The Student’s t-test is a powerful and widely used tool for comparing the means of two groups to determine if they are significantly different from each other. Developed by William Sealy Gosset in 1908 under the pseudonym “Student,” this test has become a fundamental part of the statistical toolkit.
Whether you’re a student delving into introductory statistics or a seasoned researcher, understanding the basics of the t-test is essential for making meaningful inferences from your data.
The t-test is employed when the data under consideration follows a normal distribution and the variances of the two groups being compared are assumed to be equal.
It is commonly used in scenarios where the sample size is small, making it a robust choice for many real-world applications.
There are three main types of t-tests:
Formula and Calculation:
The t-test statistic is calculated using the formula:
Once the t-test statistic is calculated, it is compared to a critical value from the t-distribution, based on the degrees of freedom and the desired level of significance (usually 0.05). If the calculated t-statistic exceeds the critical value, we reject the null hypothesis, suggesting a significant difference between the groups.
The t-test finds application in various fields, such as medicine, psychology, economics, and more. For example:

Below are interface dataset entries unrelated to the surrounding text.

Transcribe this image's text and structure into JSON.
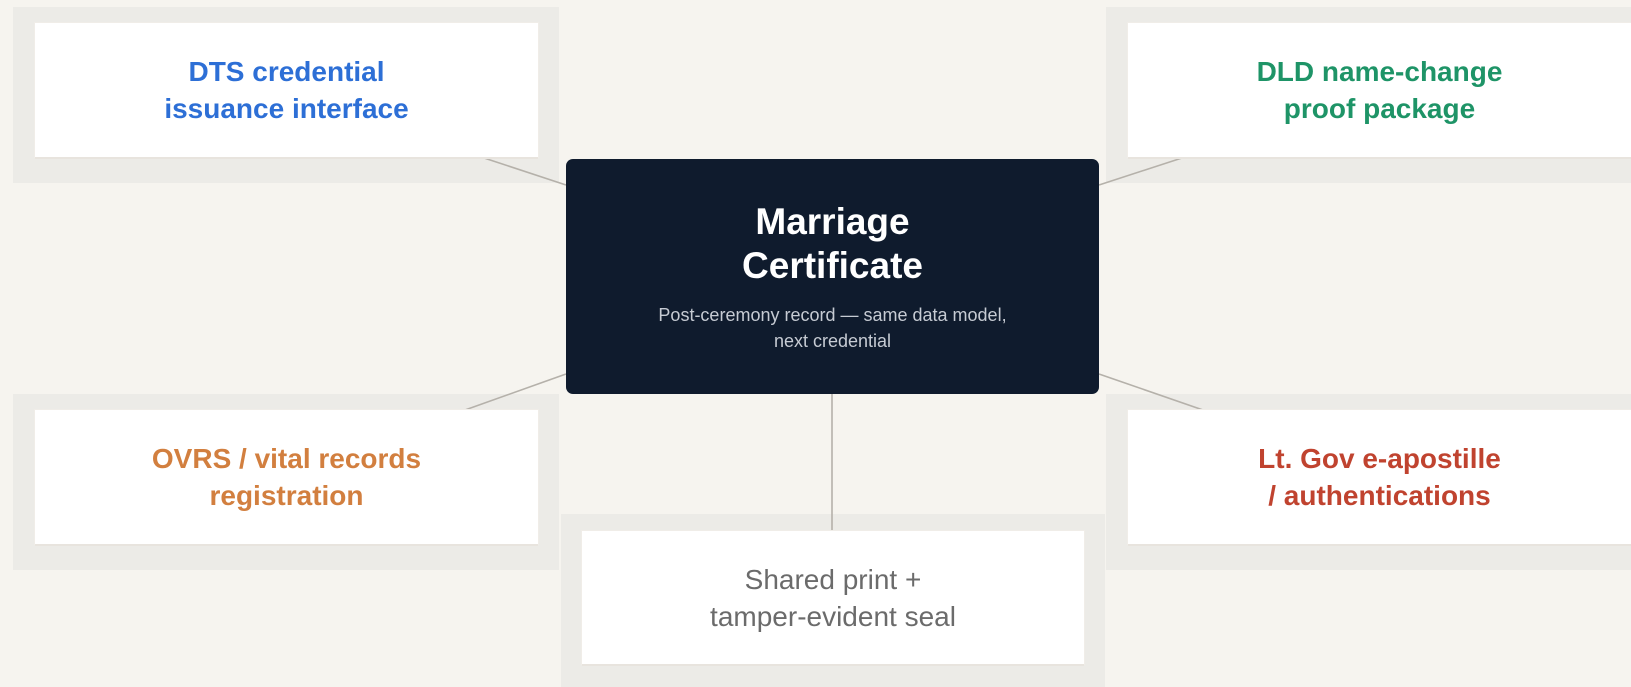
{
  "hub": {
    "title": "Marriage\nCertificate",
    "subtitle": "Post-ceremony record — same data model,\nnext credential"
  },
  "nodes": {
    "dts": {
      "label": "DTS credential\nissuance interface",
      "color": "#2d6fd6"
    },
    "dld": {
      "label": "DLD name-change\nproof package",
      "color": "#1e9467"
    },
    "ovrs": {
      "label": "OVRS / vital records\nregistration",
      "color": "#d27f3f"
    },
    "apostille": {
      "label": "Lt. Gov e-apostille\n/ authentications",
      "color": "#c0432f"
    },
    "seal": {
      "label": "Shared print +\ntamper-evident seal",
      "color": "#6b6b6b"
    }
  }
}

Considerations and Limitations:
While the t-test is a versatile tool, it does have some limitations. It assumes normality and homogeneity of variances, and violations of these assumptions can affect the accuracy of results. Additionally, the t-test is most effective with small sample sizes; the z-test may be more appropriate for larger samples.
Let’s consider an example application of the independent samples t-test in the field of education to examine whether there is a significant difference in the exam scores of two different teaching methods.
Scenario: A school district is interested in evaluating the effectiveness of two teaching methods, Method A and Method B, for improving student performance in mathematics. Two groups of students, each taught using one of the methods, are selected randomly from the same grade level.
Conducting the t-Test:
If the null hypothesis is rejected, it suggests that there is a significant difference in the mean exam scores between the two teaching methods. This information can be crucial for educational policymakers, helping them make informed decisions about which teaching method is more effective for improving student performance in mathematics.
In Six Sigma projects, the Student’s t-test can be a valuable statistical tool for comparing means and assessing the impact of process improvements. Six Sigma is a disciplined, data-driven methodology aimed at improving process performance by eliminating defects and minimizing variability.
The t-test can be applied at various stages of a Six Sigma project to analyze data and draw meaningful conclusions. Here are several ways in which the Student’s t-test is commonly used in Six Sigma projects:
When applying the t-test in Six Sigma projects, it’s essential to ensure that the assumptions of the test are met, such as normality and homogeneity of variances. Additionally, considering other statistical methods and tools in conjunction with the t-test can provide a more comprehensive understanding of process performance and improvement.
Let’s consider an example of how the Student’s t-test might be used in a Six Sigma project to assess the impact of a process improvement initiative. Imagine a manufacturing company that produces a certain component, and they have identified a critical dimension that directly influences the product’s performance. The company wants to determine if a recent process improvement has led to a statistically significant change in the mean dimension of the components.
Conducting the t-Test:
Interpretation: If the null hypothesis is rejected, it suggests that there is a significant difference in the mean dimension of components before and after the process improvement. This information is crucial for the Six Sigma project team, indicating the effectiveness of the improvement initiative in achieving the desired outcome.
By utilizing the t-test in this Six Sigma project, the manufacturing company can make data-driven decisions about the impact of the process improvement on the critical dimension of their components. If the improvement is statistically significant, the team can have confidence that the changes produce the desired results and contribute to the overall goal of reducing variability and improving product quality.
The Student’s t-test remains a cornerstone for comparing means and drawing meaningful conclusions from data in statistical analysis. Its simplicity and versatility make it a valuable tool for researchers and analysts across various disciplines. By understanding the principles and applications of the t-test, one can make informed decisions and contribute to the robustness of statistical inference in both academic and practical settings.
Student’s t-test Datasheet (.PDF)